____ The data

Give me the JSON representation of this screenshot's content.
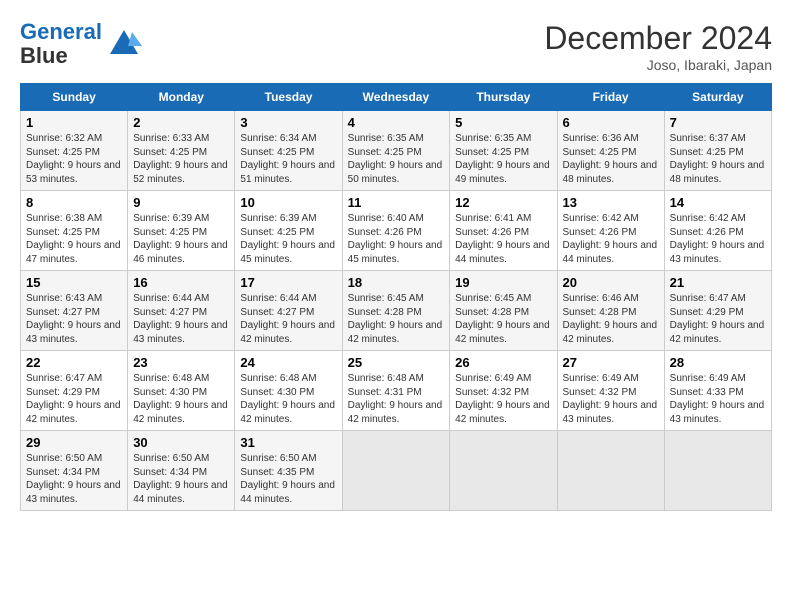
{
  "header": {
    "logo_line1": "General",
    "logo_line2": "Blue",
    "month": "December 2024",
    "location": "Joso, Ibaraki, Japan"
  },
  "days_of_week": [
    "Sunday",
    "Monday",
    "Tuesday",
    "Wednesday",
    "Thursday",
    "Friday",
    "Saturday"
  ],
  "weeks": [
    [
      {
        "day": 1,
        "sunrise": "6:32 AM",
        "sunset": "4:25 PM",
        "daylight": "9 hours and 53 minutes."
      },
      {
        "day": 2,
        "sunrise": "6:33 AM",
        "sunset": "4:25 PM",
        "daylight": "9 hours and 52 minutes."
      },
      {
        "day": 3,
        "sunrise": "6:34 AM",
        "sunset": "4:25 PM",
        "daylight": "9 hours and 51 minutes."
      },
      {
        "day": 4,
        "sunrise": "6:35 AM",
        "sunset": "4:25 PM",
        "daylight": "9 hours and 50 minutes."
      },
      {
        "day": 5,
        "sunrise": "6:35 AM",
        "sunset": "4:25 PM",
        "daylight": "9 hours and 49 minutes."
      },
      {
        "day": 6,
        "sunrise": "6:36 AM",
        "sunset": "4:25 PM",
        "daylight": "9 hours and 48 minutes."
      },
      {
        "day": 7,
        "sunrise": "6:37 AM",
        "sunset": "4:25 PM",
        "daylight": "9 hours and 48 minutes."
      }
    ],
    [
      {
        "day": 8,
        "sunrise": "6:38 AM",
        "sunset": "4:25 PM",
        "daylight": "9 hours and 47 minutes."
      },
      {
        "day": 9,
        "sunrise": "6:39 AM",
        "sunset": "4:25 PM",
        "daylight": "9 hours and 46 minutes."
      },
      {
        "day": 10,
        "sunrise": "6:39 AM",
        "sunset": "4:25 PM",
        "daylight": "9 hours and 45 minutes."
      },
      {
        "day": 11,
        "sunrise": "6:40 AM",
        "sunset": "4:26 PM",
        "daylight": "9 hours and 45 minutes."
      },
      {
        "day": 12,
        "sunrise": "6:41 AM",
        "sunset": "4:26 PM",
        "daylight": "9 hours and 44 minutes."
      },
      {
        "day": 13,
        "sunrise": "6:42 AM",
        "sunset": "4:26 PM",
        "daylight": "9 hours and 44 minutes."
      },
      {
        "day": 14,
        "sunrise": "6:42 AM",
        "sunset": "4:26 PM",
        "daylight": "9 hours and 43 minutes."
      }
    ],
    [
      {
        "day": 15,
        "sunrise": "6:43 AM",
        "sunset": "4:27 PM",
        "daylight": "9 hours and 43 minutes."
      },
      {
        "day": 16,
        "sunrise": "6:44 AM",
        "sunset": "4:27 PM",
        "daylight": "9 hours and 43 minutes."
      },
      {
        "day": 17,
        "sunrise": "6:44 AM",
        "sunset": "4:27 PM",
        "daylight": "9 hours and 42 minutes."
      },
      {
        "day": 18,
        "sunrise": "6:45 AM",
        "sunset": "4:28 PM",
        "daylight": "9 hours and 42 minutes."
      },
      {
        "day": 19,
        "sunrise": "6:45 AM",
        "sunset": "4:28 PM",
        "daylight": "9 hours and 42 minutes."
      },
      {
        "day": 20,
        "sunrise": "6:46 AM",
        "sunset": "4:28 PM",
        "daylight": "9 hours and 42 minutes."
      },
      {
        "day": 21,
        "sunrise": "6:47 AM",
        "sunset": "4:29 PM",
        "daylight": "9 hours and 42 minutes."
      }
    ],
    [
      {
        "day": 22,
        "sunrise": "6:47 AM",
        "sunset": "4:29 PM",
        "daylight": "9 hours and 42 minutes."
      },
      {
        "day": 23,
        "sunrise": "6:48 AM",
        "sunset": "4:30 PM",
        "daylight": "9 hours and 42 minutes."
      },
      {
        "day": 24,
        "sunrise": "6:48 AM",
        "sunset": "4:30 PM",
        "daylight": "9 hours and 42 minutes."
      },
      {
        "day": 25,
        "sunrise": "6:48 AM",
        "sunset": "4:31 PM",
        "daylight": "9 hours and 42 minutes."
      },
      {
        "day": 26,
        "sunrise": "6:49 AM",
        "sunset": "4:32 PM",
        "daylight": "9 hours and 42 minutes."
      },
      {
        "day": 27,
        "sunrise": "6:49 AM",
        "sunset": "4:32 PM",
        "daylight": "9 hours and 43 minutes."
      },
      {
        "day": 28,
        "sunrise": "6:49 AM",
        "sunset": "4:33 PM",
        "daylight": "9 hours and 43 minutes."
      }
    ],
    [
      {
        "day": 29,
        "sunrise": "6:50 AM",
        "sunset": "4:34 PM",
        "daylight": "9 hours and 43 minutes."
      },
      {
        "day": 30,
        "sunrise": "6:50 AM",
        "sunset": "4:34 PM",
        "daylight": "9 hours and 44 minutes."
      },
      {
        "day": 31,
        "sunrise": "6:50 AM",
        "sunset": "4:35 PM",
        "daylight": "9 hours and 44 minutes."
      },
      null,
      null,
      null,
      null
    ]
  ]
}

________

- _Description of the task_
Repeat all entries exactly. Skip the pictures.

- _Response_
Give me the JSON representation of this screenshot's content.
{
  "header": {
    "logo_line1": "General",
    "logo_line2": "Blue",
    "month": "December 2024",
    "location": "Joso, Ibaraki, Japan"
  },
  "days_of_week": [
    "Sunday",
    "Monday",
    "Tuesday",
    "Wednesday",
    "Thursday",
    "Friday",
    "Saturday"
  ],
  "weeks": [
    [
      {
        "day": 1,
        "sunrise": "6:32 AM",
        "sunset": "4:25 PM",
        "daylight": "9 hours and 53 minutes."
      },
      {
        "day": 2,
        "sunrise": "6:33 AM",
        "sunset": "4:25 PM",
        "daylight": "9 hours and 52 minutes."
      },
      {
        "day": 3,
        "sunrise": "6:34 AM",
        "sunset": "4:25 PM",
        "daylight": "9 hours and 51 minutes."
      },
      {
        "day": 4,
        "sunrise": "6:35 AM",
        "sunset": "4:25 PM",
        "daylight": "9 hours and 50 minutes."
      },
      {
        "day": 5,
        "sunrise": "6:35 AM",
        "sunset": "4:25 PM",
        "daylight": "9 hours and 49 minutes."
      },
      {
        "day": 6,
        "sunrise": "6:36 AM",
        "sunset": "4:25 PM",
        "daylight": "9 hours and 48 minutes."
      },
      {
        "day": 7,
        "sunrise": "6:37 AM",
        "sunset": "4:25 PM",
        "daylight": "9 hours and 48 minutes."
      }
    ],
    [
      {
        "day": 8,
        "sunrise": "6:38 AM",
        "sunset": "4:25 PM",
        "daylight": "9 hours and 47 minutes."
      },
      {
        "day": 9,
        "sunrise": "6:39 AM",
        "sunset": "4:25 PM",
        "daylight": "9 hours and 46 minutes."
      },
      {
        "day": 10,
        "sunrise": "6:39 AM",
        "sunset": "4:25 PM",
        "daylight": "9 hours and 45 minutes."
      },
      {
        "day": 11,
        "sunrise": "6:40 AM",
        "sunset": "4:26 PM",
        "daylight": "9 hours and 45 minutes."
      },
      {
        "day": 12,
        "sunrise": "6:41 AM",
        "sunset": "4:26 PM",
        "daylight": "9 hours and 44 minutes."
      },
      {
        "day": 13,
        "sunrise": "6:42 AM",
        "sunset": "4:26 PM",
        "daylight": "9 hours and 44 minutes."
      },
      {
        "day": 14,
        "sunrise": "6:42 AM",
        "sunset": "4:26 PM",
        "daylight": "9 hours and 43 minutes."
      }
    ],
    [
      {
        "day": 15,
        "sunrise": "6:43 AM",
        "sunset": "4:27 PM",
        "daylight": "9 hours and 43 minutes."
      },
      {
        "day": 16,
        "sunrise": "6:44 AM",
        "sunset": "4:27 PM",
        "daylight": "9 hours and 43 minutes."
      },
      {
        "day": 17,
        "sunrise": "6:44 AM",
        "sunset": "4:27 PM",
        "daylight": "9 hours and 42 minutes."
      },
      {
        "day": 18,
        "sunrise": "6:45 AM",
        "sunset": "4:28 PM",
        "daylight": "9 hours and 42 minutes."
      },
      {
        "day": 19,
        "sunrise": "6:45 AM",
        "sunset": "4:28 PM",
        "daylight": "9 hours and 42 minutes."
      },
      {
        "day": 20,
        "sunrise": "6:46 AM",
        "sunset": "4:28 PM",
        "daylight": "9 hours and 42 minutes."
      },
      {
        "day": 21,
        "sunrise": "6:47 AM",
        "sunset": "4:29 PM",
        "daylight": "9 hours and 42 minutes."
      }
    ],
    [
      {
        "day": 22,
        "sunrise": "6:47 AM",
        "sunset": "4:29 PM",
        "daylight": "9 hours and 42 minutes."
      },
      {
        "day": 23,
        "sunrise": "6:48 AM",
        "sunset": "4:30 PM",
        "daylight": "9 hours and 42 minutes."
      },
      {
        "day": 24,
        "sunrise": "6:48 AM",
        "sunset": "4:30 PM",
        "daylight": "9 hours and 42 minutes."
      },
      {
        "day": 25,
        "sunrise": "6:48 AM",
        "sunset": "4:31 PM",
        "daylight": "9 hours and 42 minutes."
      },
      {
        "day": 26,
        "sunrise": "6:49 AM",
        "sunset": "4:32 PM",
        "daylight": "9 hours and 42 minutes."
      },
      {
        "day": 27,
        "sunrise": "6:49 AM",
        "sunset": "4:32 PM",
        "daylight": "9 hours and 43 minutes."
      },
      {
        "day": 28,
        "sunrise": "6:49 AM",
        "sunset": "4:33 PM",
        "daylight": "9 hours and 43 minutes."
      }
    ],
    [
      {
        "day": 29,
        "sunrise": "6:50 AM",
        "sunset": "4:34 PM",
        "daylight": "9 hours and 43 minutes."
      },
      {
        "day": 30,
        "sunrise": "6:50 AM",
        "sunset": "4:34 PM",
        "daylight": "9 hours and 44 minutes."
      },
      {
        "day": 31,
        "sunrise": "6:50 AM",
        "sunset": "4:35 PM",
        "daylight": "9 hours and 44 minutes."
      },
      null,
      null,
      null,
      null
    ]
  ]
}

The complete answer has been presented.